**The problem**
Lines holding the string "indexer" are the ones to copy; find them all in the data.

**Materials provided**
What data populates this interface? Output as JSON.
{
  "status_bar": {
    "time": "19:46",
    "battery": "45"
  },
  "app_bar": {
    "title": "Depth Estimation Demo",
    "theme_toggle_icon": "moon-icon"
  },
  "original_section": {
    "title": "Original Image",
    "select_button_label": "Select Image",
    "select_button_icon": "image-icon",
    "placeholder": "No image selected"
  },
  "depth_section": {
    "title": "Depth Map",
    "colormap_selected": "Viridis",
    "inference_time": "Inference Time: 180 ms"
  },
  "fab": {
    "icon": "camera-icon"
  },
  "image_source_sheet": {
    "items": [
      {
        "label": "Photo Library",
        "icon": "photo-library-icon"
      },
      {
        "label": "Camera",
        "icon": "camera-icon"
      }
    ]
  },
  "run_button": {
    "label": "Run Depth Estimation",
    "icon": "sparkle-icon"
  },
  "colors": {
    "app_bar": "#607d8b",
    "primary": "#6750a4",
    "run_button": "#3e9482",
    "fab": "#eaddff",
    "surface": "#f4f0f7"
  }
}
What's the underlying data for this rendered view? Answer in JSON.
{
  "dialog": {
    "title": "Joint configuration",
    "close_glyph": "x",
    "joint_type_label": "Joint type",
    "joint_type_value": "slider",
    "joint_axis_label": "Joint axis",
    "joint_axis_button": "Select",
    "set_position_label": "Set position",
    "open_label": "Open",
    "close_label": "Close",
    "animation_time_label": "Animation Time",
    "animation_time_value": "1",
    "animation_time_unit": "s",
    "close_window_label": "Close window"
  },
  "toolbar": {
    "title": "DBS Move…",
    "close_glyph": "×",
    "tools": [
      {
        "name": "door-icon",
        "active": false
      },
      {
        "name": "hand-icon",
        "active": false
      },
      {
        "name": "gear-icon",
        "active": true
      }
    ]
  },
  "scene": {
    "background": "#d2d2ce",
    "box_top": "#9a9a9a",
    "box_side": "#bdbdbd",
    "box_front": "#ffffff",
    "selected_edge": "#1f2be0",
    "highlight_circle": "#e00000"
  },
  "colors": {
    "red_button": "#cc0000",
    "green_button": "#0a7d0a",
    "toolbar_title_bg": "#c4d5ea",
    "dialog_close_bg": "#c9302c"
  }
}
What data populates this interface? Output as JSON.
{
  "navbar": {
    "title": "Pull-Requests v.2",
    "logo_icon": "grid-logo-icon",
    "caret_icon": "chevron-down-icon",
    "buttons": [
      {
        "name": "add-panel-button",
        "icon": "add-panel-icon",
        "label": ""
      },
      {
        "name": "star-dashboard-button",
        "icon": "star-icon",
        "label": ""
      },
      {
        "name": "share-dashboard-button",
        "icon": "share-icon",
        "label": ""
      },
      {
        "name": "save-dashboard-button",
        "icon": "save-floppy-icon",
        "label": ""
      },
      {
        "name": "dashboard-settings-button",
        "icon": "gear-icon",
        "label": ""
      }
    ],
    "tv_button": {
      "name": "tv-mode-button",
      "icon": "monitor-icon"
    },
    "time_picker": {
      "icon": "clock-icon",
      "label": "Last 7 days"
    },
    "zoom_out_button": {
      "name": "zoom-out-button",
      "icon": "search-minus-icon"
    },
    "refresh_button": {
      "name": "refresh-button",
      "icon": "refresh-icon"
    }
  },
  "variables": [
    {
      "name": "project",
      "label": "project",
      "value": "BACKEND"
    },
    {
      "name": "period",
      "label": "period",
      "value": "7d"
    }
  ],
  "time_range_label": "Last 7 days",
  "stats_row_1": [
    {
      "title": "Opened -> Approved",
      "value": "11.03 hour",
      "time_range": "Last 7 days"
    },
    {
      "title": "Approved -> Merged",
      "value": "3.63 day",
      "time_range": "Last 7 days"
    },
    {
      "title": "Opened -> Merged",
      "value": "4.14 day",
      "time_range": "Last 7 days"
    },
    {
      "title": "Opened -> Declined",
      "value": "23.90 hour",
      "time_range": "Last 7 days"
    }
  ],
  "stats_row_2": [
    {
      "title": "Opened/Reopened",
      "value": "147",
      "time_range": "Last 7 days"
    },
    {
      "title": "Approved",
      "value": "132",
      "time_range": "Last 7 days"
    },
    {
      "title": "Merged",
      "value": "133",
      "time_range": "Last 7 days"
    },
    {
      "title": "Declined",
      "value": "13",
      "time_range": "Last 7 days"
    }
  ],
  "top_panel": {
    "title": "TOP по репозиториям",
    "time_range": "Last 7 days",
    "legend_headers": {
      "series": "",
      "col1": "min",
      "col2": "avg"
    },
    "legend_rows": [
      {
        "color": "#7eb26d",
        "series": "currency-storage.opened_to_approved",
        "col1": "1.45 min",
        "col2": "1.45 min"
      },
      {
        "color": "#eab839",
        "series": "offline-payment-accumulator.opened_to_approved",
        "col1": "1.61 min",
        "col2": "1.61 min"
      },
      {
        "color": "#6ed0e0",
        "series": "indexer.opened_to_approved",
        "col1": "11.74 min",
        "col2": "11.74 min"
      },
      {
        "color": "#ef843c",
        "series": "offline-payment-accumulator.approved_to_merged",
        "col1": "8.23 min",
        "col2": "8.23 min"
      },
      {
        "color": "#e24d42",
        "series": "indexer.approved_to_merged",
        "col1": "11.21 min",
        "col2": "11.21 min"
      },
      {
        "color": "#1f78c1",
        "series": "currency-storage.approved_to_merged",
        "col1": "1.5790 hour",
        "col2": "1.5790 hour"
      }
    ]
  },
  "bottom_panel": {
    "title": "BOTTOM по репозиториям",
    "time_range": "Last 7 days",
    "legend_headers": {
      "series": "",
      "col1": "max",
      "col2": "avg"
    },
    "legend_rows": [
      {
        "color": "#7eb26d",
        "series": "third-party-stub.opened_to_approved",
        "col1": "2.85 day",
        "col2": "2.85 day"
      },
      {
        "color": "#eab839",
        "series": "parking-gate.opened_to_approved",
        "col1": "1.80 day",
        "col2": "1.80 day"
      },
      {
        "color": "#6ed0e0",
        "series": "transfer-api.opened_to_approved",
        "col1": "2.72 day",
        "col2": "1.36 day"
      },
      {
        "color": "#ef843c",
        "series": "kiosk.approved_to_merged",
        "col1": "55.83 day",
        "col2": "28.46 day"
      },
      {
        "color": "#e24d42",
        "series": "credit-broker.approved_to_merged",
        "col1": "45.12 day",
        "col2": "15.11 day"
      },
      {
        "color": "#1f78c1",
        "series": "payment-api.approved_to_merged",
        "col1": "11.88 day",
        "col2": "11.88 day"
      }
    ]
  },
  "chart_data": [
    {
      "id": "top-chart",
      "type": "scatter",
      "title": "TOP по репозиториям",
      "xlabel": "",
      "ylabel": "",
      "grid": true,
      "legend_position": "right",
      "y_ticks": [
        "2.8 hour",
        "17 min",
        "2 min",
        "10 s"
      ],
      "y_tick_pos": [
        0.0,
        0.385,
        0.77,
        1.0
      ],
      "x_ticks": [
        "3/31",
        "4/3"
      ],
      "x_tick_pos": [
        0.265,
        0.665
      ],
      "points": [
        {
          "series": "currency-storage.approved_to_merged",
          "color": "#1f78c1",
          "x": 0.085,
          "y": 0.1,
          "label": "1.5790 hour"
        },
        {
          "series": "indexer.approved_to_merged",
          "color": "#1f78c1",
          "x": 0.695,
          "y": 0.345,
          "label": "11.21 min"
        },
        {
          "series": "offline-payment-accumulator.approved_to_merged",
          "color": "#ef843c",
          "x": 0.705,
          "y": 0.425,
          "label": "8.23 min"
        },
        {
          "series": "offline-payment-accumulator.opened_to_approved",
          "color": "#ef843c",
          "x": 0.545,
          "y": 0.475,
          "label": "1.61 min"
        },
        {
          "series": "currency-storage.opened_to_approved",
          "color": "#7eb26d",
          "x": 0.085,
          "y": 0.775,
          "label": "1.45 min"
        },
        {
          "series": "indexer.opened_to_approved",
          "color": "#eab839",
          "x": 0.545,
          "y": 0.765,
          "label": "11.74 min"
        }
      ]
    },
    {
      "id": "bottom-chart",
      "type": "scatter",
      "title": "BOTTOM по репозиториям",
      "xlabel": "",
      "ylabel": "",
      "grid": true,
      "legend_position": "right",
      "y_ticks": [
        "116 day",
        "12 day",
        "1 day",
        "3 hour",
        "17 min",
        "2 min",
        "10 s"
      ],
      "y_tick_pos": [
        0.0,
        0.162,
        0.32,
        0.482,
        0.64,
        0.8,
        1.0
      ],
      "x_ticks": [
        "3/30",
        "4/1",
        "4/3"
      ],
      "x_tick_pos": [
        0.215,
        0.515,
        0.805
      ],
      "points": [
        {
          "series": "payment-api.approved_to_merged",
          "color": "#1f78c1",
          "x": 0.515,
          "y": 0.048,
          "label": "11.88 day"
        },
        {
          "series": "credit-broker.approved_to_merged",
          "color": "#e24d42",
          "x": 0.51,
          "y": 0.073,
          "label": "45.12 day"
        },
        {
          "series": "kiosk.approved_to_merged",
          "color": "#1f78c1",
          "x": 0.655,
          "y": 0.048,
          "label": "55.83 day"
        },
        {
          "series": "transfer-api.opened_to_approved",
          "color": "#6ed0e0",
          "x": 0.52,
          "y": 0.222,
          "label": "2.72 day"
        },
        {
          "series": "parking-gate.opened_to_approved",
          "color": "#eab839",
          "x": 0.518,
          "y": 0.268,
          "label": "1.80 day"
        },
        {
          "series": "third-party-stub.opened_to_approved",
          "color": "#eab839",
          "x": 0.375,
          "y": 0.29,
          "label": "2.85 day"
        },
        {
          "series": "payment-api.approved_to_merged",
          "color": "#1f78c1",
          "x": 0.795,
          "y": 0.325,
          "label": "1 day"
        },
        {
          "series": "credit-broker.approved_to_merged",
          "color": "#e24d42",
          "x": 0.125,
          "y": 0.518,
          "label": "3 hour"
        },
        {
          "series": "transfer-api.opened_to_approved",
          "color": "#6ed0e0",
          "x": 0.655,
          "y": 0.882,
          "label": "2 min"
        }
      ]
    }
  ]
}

**Exercise output**
        "series": "indexer.opened_to_approved",
        "series": "indexer.approved_to_merged",
          "series": "indexer.approved_to_merged",
          "series": "indexer.opened_to_approved",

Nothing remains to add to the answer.